## PROVIDED INFORMATION
==================================================

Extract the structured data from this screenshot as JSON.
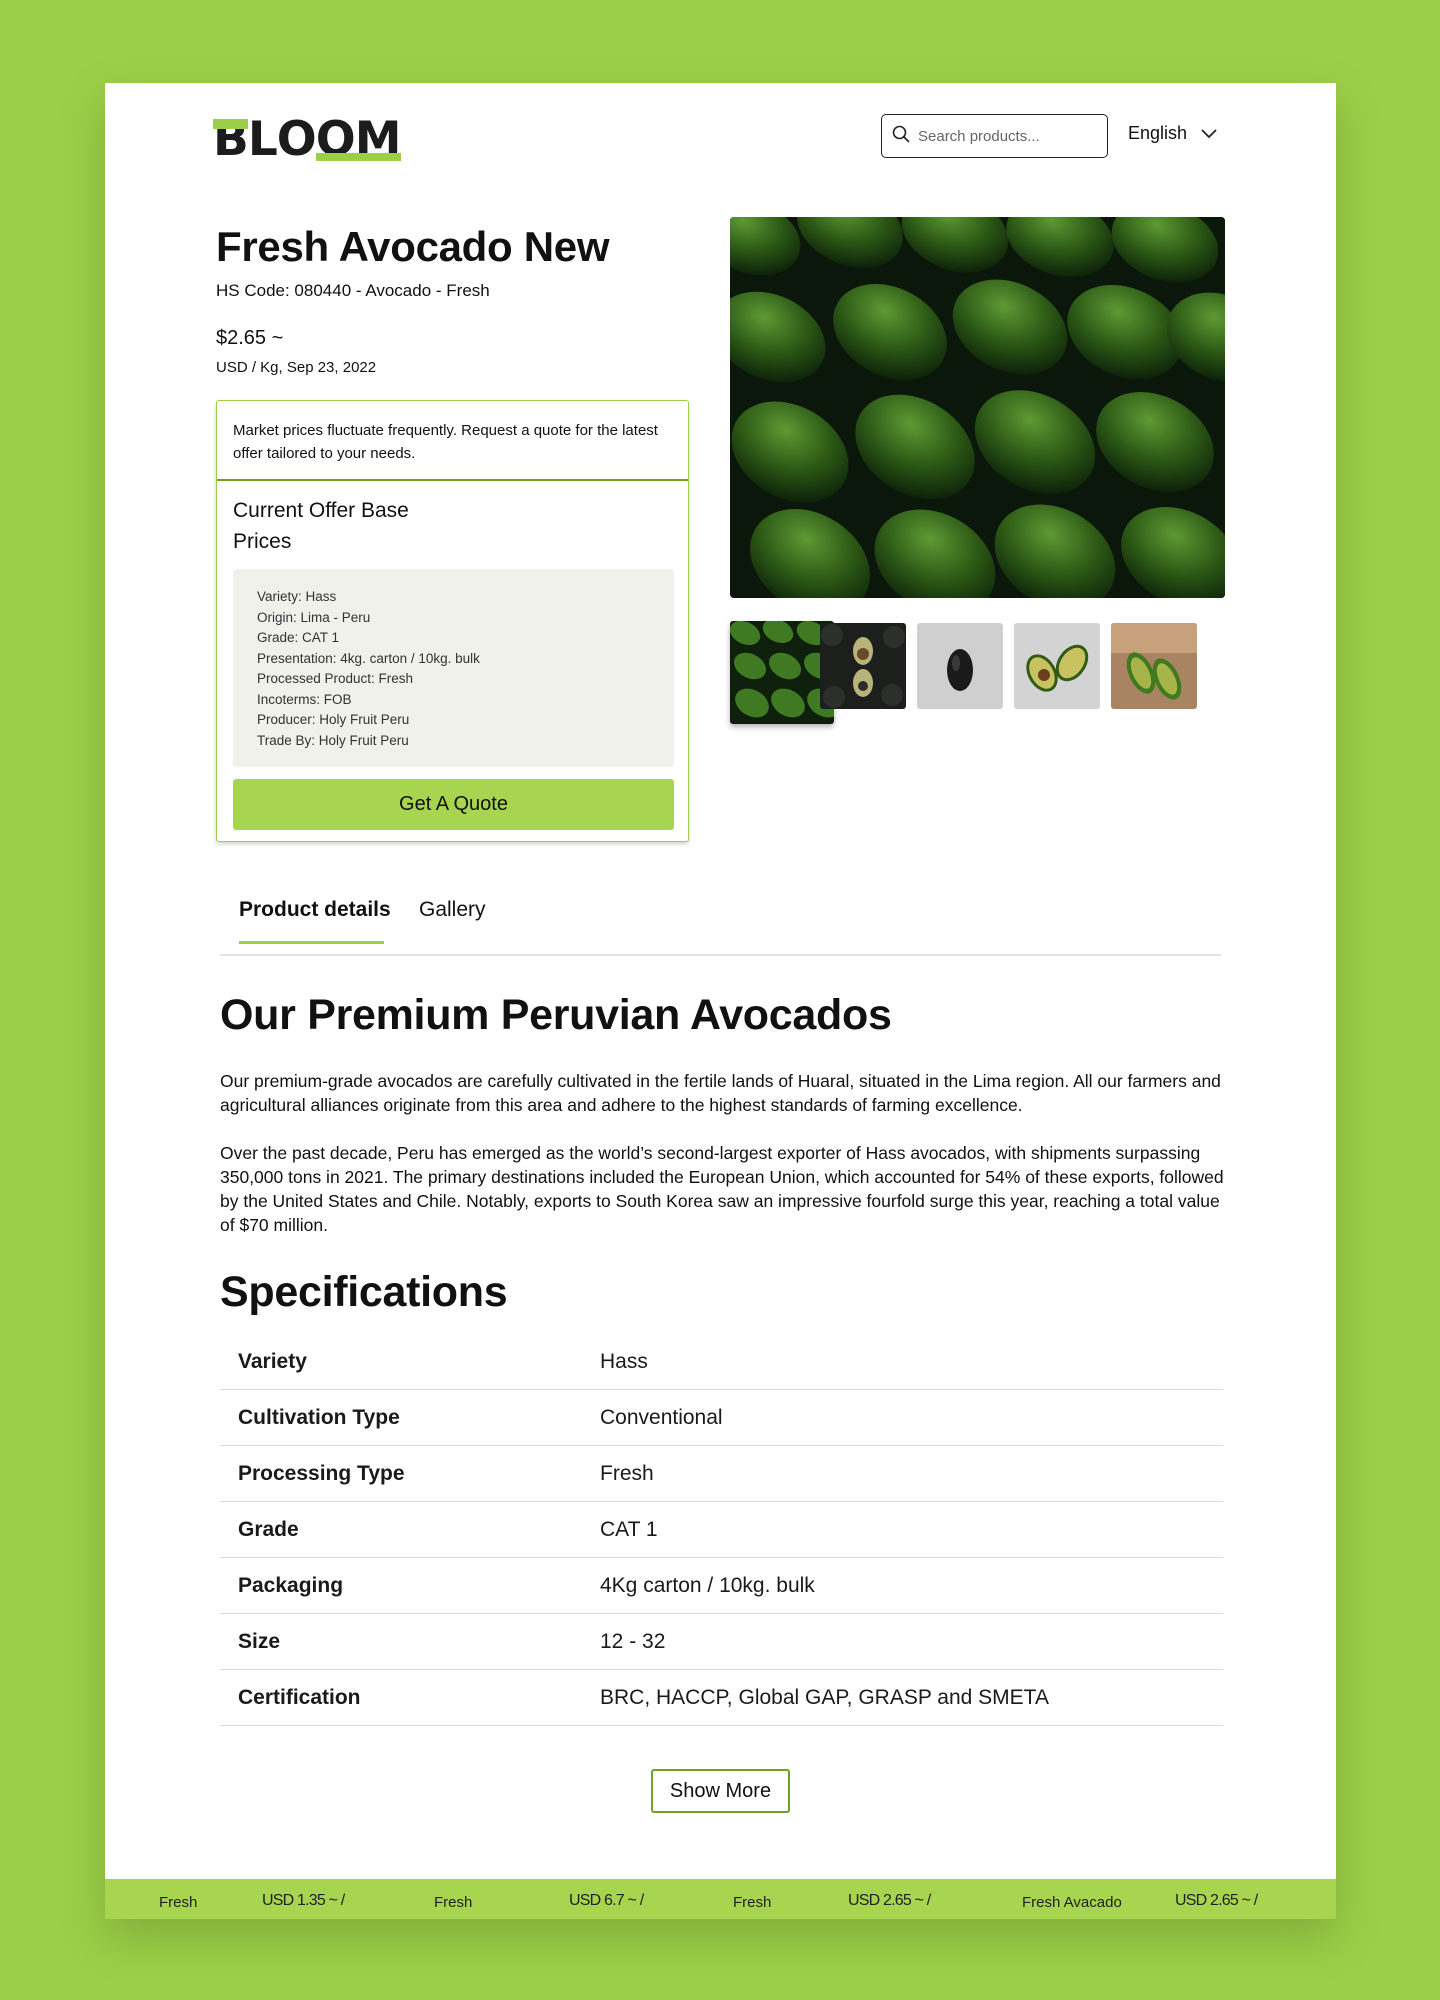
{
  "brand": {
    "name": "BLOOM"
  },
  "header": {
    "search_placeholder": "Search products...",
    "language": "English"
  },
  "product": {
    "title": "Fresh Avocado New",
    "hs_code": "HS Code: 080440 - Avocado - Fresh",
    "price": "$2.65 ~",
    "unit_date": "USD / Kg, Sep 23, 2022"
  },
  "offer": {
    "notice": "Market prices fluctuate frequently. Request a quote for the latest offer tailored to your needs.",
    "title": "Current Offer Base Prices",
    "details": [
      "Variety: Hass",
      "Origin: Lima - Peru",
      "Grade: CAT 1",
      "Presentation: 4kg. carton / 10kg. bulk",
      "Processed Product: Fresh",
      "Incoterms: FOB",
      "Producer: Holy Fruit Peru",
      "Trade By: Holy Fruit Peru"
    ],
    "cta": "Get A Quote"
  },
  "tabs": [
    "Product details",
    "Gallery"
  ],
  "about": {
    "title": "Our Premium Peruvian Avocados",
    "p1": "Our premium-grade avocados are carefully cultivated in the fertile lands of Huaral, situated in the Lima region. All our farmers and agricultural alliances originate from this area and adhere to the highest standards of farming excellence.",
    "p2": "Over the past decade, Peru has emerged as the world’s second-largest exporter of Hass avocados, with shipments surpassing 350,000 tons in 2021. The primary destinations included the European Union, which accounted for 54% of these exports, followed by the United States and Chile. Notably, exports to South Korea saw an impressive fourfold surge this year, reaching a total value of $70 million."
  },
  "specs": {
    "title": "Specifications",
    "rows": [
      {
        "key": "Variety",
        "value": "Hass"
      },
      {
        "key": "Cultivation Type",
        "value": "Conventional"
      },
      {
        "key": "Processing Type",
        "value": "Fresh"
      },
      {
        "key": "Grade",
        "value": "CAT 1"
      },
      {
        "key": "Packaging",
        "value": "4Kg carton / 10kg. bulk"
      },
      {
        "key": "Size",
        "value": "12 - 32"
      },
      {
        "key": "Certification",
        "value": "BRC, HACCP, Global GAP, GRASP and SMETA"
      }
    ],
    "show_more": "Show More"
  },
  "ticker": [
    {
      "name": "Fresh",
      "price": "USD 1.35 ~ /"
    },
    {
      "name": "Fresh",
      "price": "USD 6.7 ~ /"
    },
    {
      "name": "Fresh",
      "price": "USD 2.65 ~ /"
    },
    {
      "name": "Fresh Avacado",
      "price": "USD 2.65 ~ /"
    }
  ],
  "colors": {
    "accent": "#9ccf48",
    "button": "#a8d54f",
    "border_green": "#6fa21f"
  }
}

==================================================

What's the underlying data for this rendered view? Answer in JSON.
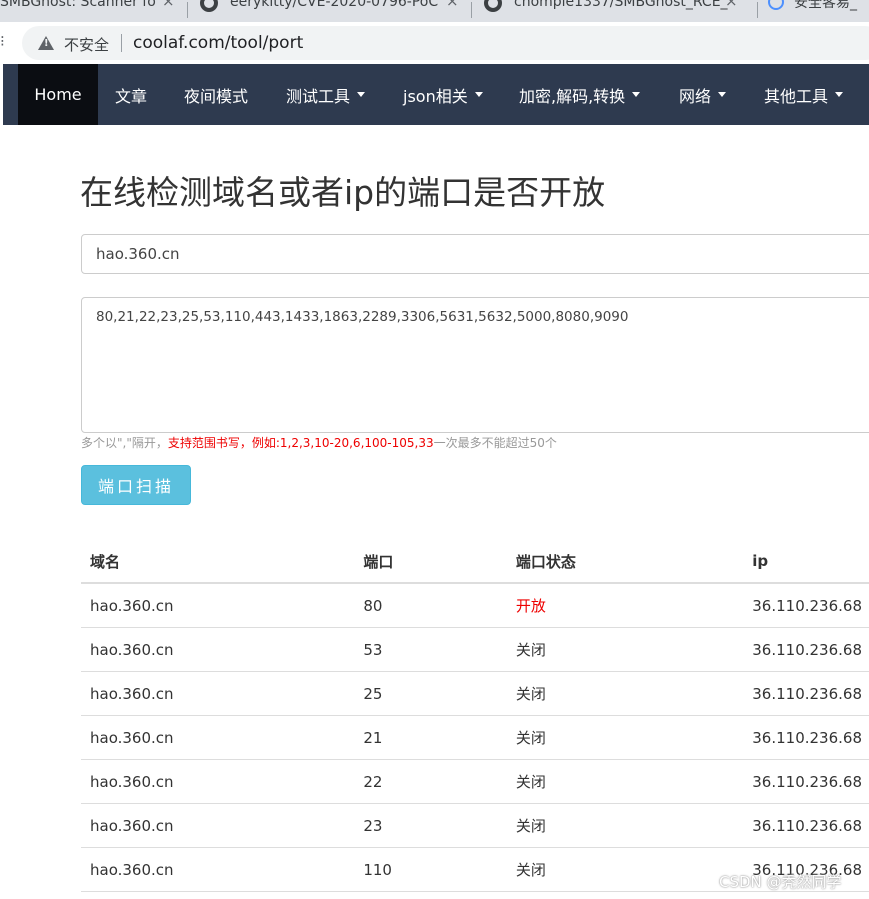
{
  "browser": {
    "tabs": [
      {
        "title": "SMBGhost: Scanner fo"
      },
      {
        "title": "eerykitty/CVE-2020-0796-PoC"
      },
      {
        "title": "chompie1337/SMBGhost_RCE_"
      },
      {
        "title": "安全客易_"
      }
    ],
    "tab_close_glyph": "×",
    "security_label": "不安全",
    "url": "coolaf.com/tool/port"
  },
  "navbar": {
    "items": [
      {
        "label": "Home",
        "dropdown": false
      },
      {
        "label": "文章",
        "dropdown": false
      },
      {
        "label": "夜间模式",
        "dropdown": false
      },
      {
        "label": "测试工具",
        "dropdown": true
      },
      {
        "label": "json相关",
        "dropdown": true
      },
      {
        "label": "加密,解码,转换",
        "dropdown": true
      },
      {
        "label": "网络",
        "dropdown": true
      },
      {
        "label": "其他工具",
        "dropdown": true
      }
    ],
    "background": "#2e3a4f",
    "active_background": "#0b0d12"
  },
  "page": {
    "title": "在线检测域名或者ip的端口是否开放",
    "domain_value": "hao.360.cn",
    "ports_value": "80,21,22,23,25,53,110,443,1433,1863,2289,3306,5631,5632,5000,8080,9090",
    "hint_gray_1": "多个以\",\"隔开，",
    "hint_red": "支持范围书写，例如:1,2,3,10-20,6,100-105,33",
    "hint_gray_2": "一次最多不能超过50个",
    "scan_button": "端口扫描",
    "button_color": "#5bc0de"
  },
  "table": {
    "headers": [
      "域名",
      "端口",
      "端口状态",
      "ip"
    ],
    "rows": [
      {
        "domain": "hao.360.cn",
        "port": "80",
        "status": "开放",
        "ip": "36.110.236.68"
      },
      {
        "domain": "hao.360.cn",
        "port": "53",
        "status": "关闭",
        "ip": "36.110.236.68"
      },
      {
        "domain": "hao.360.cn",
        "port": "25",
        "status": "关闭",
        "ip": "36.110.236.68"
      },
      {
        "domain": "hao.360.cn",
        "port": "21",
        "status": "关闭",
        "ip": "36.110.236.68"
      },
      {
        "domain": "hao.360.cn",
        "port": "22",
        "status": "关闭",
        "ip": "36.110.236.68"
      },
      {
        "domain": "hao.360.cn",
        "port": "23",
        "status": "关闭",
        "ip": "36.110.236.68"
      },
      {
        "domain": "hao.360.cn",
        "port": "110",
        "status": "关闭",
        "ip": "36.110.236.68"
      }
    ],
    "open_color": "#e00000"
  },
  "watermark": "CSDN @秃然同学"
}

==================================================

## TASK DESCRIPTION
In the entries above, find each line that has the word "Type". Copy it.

## EXPECTED ANSWER
        "key": "Cultivation Type",
        "key": "Processing Type",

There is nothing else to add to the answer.